** Records supplied **

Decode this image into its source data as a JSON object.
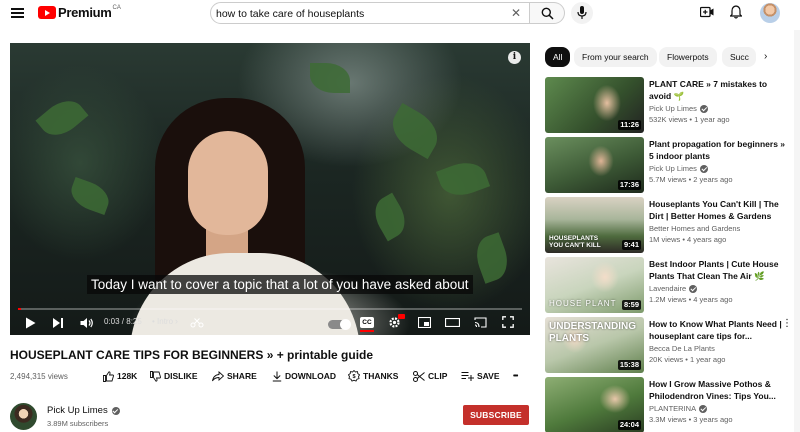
{
  "header": {
    "logo_text": "Premium",
    "region": "CA",
    "search_value": "how to take care of houseplants",
    "clear_symbol": "✕"
  },
  "player": {
    "caption": "Today I want to cover a topic that a lot of you have asked about",
    "time": "0:03 / 8:25",
    "chapter": "• Intro",
    "progress_fraction": 0.006,
    "cc_label": "CC",
    "info_symbol": "i"
  },
  "video": {
    "title": "HOUSEPLANT CARE TIPS FOR BEGINNERS » + printable guide",
    "views": "2,494,315 views",
    "actions": {
      "like": "128K",
      "dislike": "DISLIKE",
      "share": "SHARE",
      "download": "DOWNLOAD",
      "thanks": "THANKS",
      "clip": "CLIP",
      "save": "SAVE",
      "more": "•••"
    },
    "channel_name": "Pick Up Limes",
    "subscribers": "3.89M subscribers",
    "subscribe_label": "SUBSCRIBE"
  },
  "chips": [
    "All",
    "From your search",
    "Flowerpots",
    "Succ"
  ],
  "recommendations": [
    {
      "title": "PLANT CARE » 7 mistakes to avoid 🌱",
      "channel": "Pick Up Limes",
      "verified": true,
      "meta": "532K views • 1 year ago",
      "duration": "11:26",
      "overlay": ""
    },
    {
      "title": "Plant propagation for beginners » 5 indoor plants",
      "channel": "Pick Up Limes",
      "verified": true,
      "meta": "5.7M views • 2 years ago",
      "duration": "17:36",
      "overlay": ""
    },
    {
      "title": "Houseplants You Can't Kill | The Dirt | Better Homes & Gardens",
      "channel": "Better Homes and Gardens",
      "verified": false,
      "meta": "1M views • 4 years ago",
      "duration": "9:41",
      "overlay": "HOUSEPLANTS\nYOU CAN'T KILL"
    },
    {
      "title": "Best Indoor Plants | Cute House Plants That Clean The Air 🌿",
      "channel": "Lavendaire",
      "verified": true,
      "meta": "1.2M views • 4 years ago",
      "duration": "8:59",
      "overlay": "HOUSE PLANT"
    },
    {
      "title": "How to Know What Plants Need | houseplant care tips for...",
      "channel": "Becca De La Plants",
      "verified": false,
      "meta": "20K views • 1 year ago",
      "duration": "15:38",
      "overlay": "UNDERSTANDING\nPLANTS"
    },
    {
      "title": "How I Grow Massive Pothos & Philodendron Vines: Tips You...",
      "channel": "PLANTERINA",
      "verified": true,
      "meta": "3.3M views • 3 years ago",
      "duration": "24:04",
      "overlay": ""
    }
  ]
}
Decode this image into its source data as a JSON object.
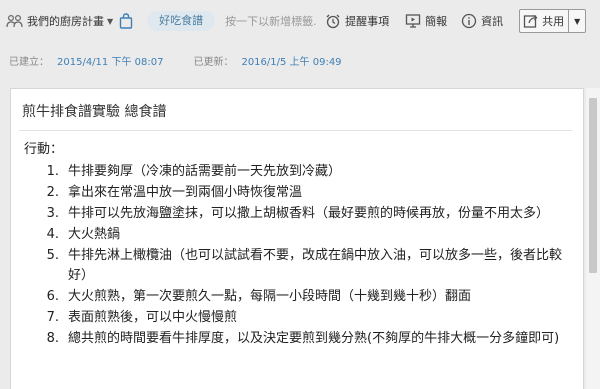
{
  "toolbar": {
    "notebook_label": "我們的廚房計畫",
    "tag": "好吃食譜",
    "tag_hint": "按一下以新增標籤...",
    "reminder_label": "提醒事項",
    "present_label": "簡報",
    "info_label": "資訊",
    "share_label": "共用"
  },
  "meta": {
    "created_label": "已建立：",
    "created_value": "2015/4/11 下午 08:07",
    "updated_label": "已更新：",
    "updated_value": "2016/1/5 上午 09:49"
  },
  "note": {
    "title": "煎牛排食譜實驗 總食譜",
    "section_label": "行動：",
    "steps": [
      {
        "num": "1.",
        "text": "牛排要夠厚（冷凍的話需要前一天先放到冷藏）"
      },
      {
        "num": "2.",
        "text": "拿出來在常溫中放一到兩個小時恢復常溫"
      },
      {
        "num": "3.",
        "text": "牛排可以先放海鹽塗抹，可以撒上胡椒香料（最好要煎的時候再放，份量不用太多）"
      },
      {
        "num": "4.",
        "text": "大火熱鍋"
      },
      {
        "num": "5.",
        "text": "牛排先淋上橄欖油（也可以試試看不要，改成在鍋中放入油，可以放多一些，後者比較好）"
      },
      {
        "num": "6.",
        "text": "大火煎熟，第一次要煎久一點，每隔一小段時間（十幾到幾十秒）翻面"
      },
      {
        "num": "7.",
        "text": "表面煎熟後，可以中火慢慢煎"
      },
      {
        "num": "8.",
        "text": "總共煎的時間要看牛排厚度，以及決定要煎到幾分熟(不夠厚的牛排大概一分多鐘即可)"
      }
    ]
  }
}
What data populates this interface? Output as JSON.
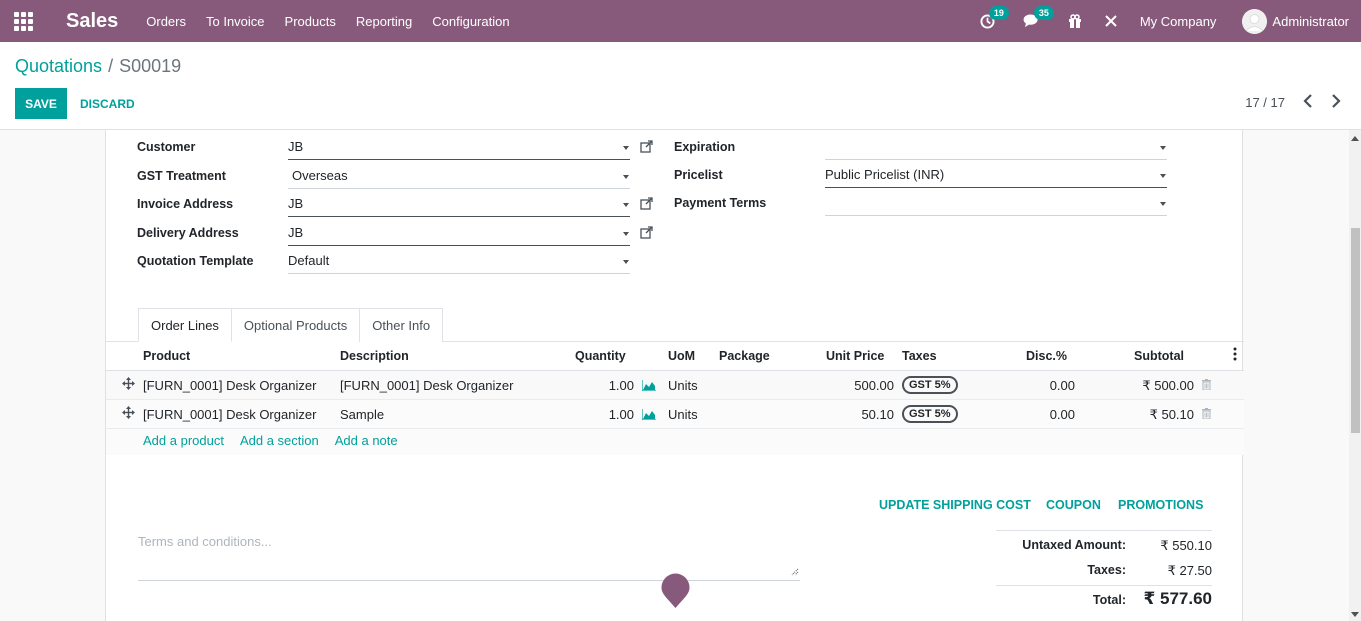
{
  "navbar": {
    "app_name": "Sales",
    "menu": [
      "Orders",
      "To Invoice",
      "Products",
      "Reporting",
      "Configuration"
    ],
    "activity_count": "19",
    "message_count": "35",
    "company": "My Company",
    "user": "Administrator"
  },
  "breadcrumb": {
    "parent": "Quotations",
    "separator": "/",
    "current": "S00019"
  },
  "actions": {
    "save": "SAVE",
    "discard": "DISCARD"
  },
  "pager": {
    "value": "17 / 17"
  },
  "form": {
    "customer_label": "Customer",
    "customer_value": "JB",
    "gst_label": "GST Treatment",
    "gst_value": "Overseas",
    "invoice_address_label": "Invoice Address",
    "invoice_address_value": "JB",
    "delivery_address_label": "Delivery Address",
    "delivery_address_value": "JB",
    "template_label": "Quotation Template",
    "template_value": "Default",
    "expiration_label": "Expiration",
    "expiration_value": "",
    "pricelist_label": "Pricelist",
    "pricelist_value": "Public Pricelist (INR)",
    "payment_terms_label": "Payment Terms",
    "payment_terms_value": ""
  },
  "tabs": [
    "Order Lines",
    "Optional Products",
    "Other Info"
  ],
  "table": {
    "headers": [
      "Product",
      "Description",
      "Quantity",
      "UoM",
      "Package",
      "Unit Price",
      "Taxes",
      "Disc.%",
      "Subtotal"
    ],
    "rows": [
      {
        "product": "[FURN_0001] Desk Organizer",
        "description": "[FURN_0001] Desk Organizer",
        "quantity": "1.00",
        "uom": "Units",
        "package": "",
        "unit_price": "500.00",
        "taxes": "GST 5%",
        "discount": "0.00",
        "subtotal": "₹ 500.00"
      },
      {
        "product": "[FURN_0001] Desk Organizer",
        "description": "Sample",
        "quantity": "1.00",
        "uom": "Units",
        "package": "",
        "unit_price": "50.10",
        "taxes": "GST 5%",
        "discount": "0.00",
        "subtotal": "₹ 50.10"
      }
    ],
    "add_links": [
      "Add a product",
      "Add a section",
      "Add a note"
    ]
  },
  "bottom_actions": [
    "UPDATE SHIPPING COST",
    "COUPON",
    "PROMOTIONS"
  ],
  "terms_placeholder": "Terms and conditions...",
  "totals": {
    "untaxed_label": "Untaxed Amount:",
    "untaxed_value": "₹ 550.10",
    "taxes_label": "Taxes:",
    "taxes_value": "₹ 27.50",
    "total_label": "Total:",
    "total_value": "₹ 577.60"
  },
  "colors": {
    "navbar": "#875a7b",
    "accent": "#00a09d"
  },
  "icons": [
    "apps-icon",
    "clock-icon",
    "chat-icon",
    "gift-icon",
    "debug-icon",
    "external-link-icon",
    "move-handle-icon",
    "forecast-chart-icon",
    "trash-icon",
    "map-pin-icon"
  ]
}
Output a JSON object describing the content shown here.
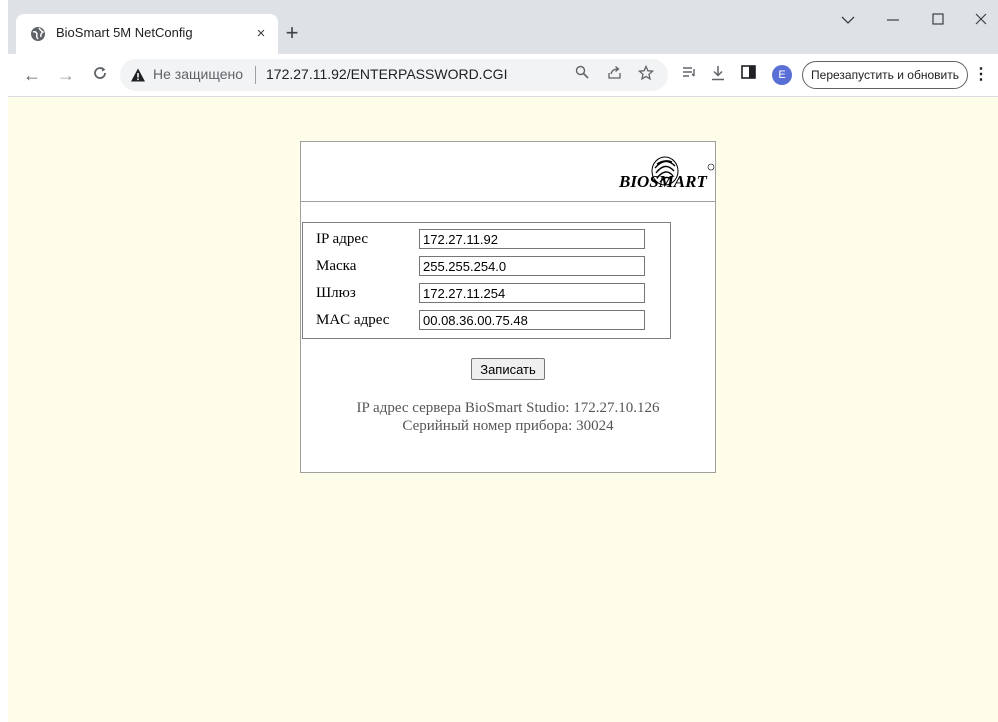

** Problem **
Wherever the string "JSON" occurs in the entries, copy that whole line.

** Solution to the exercise **
Decode this image into its source data as a JSON object.
Decode this image into its source data as a JSON object.
What data populates this interface? Output as JSON.
Output a JSON object describing the content shown here.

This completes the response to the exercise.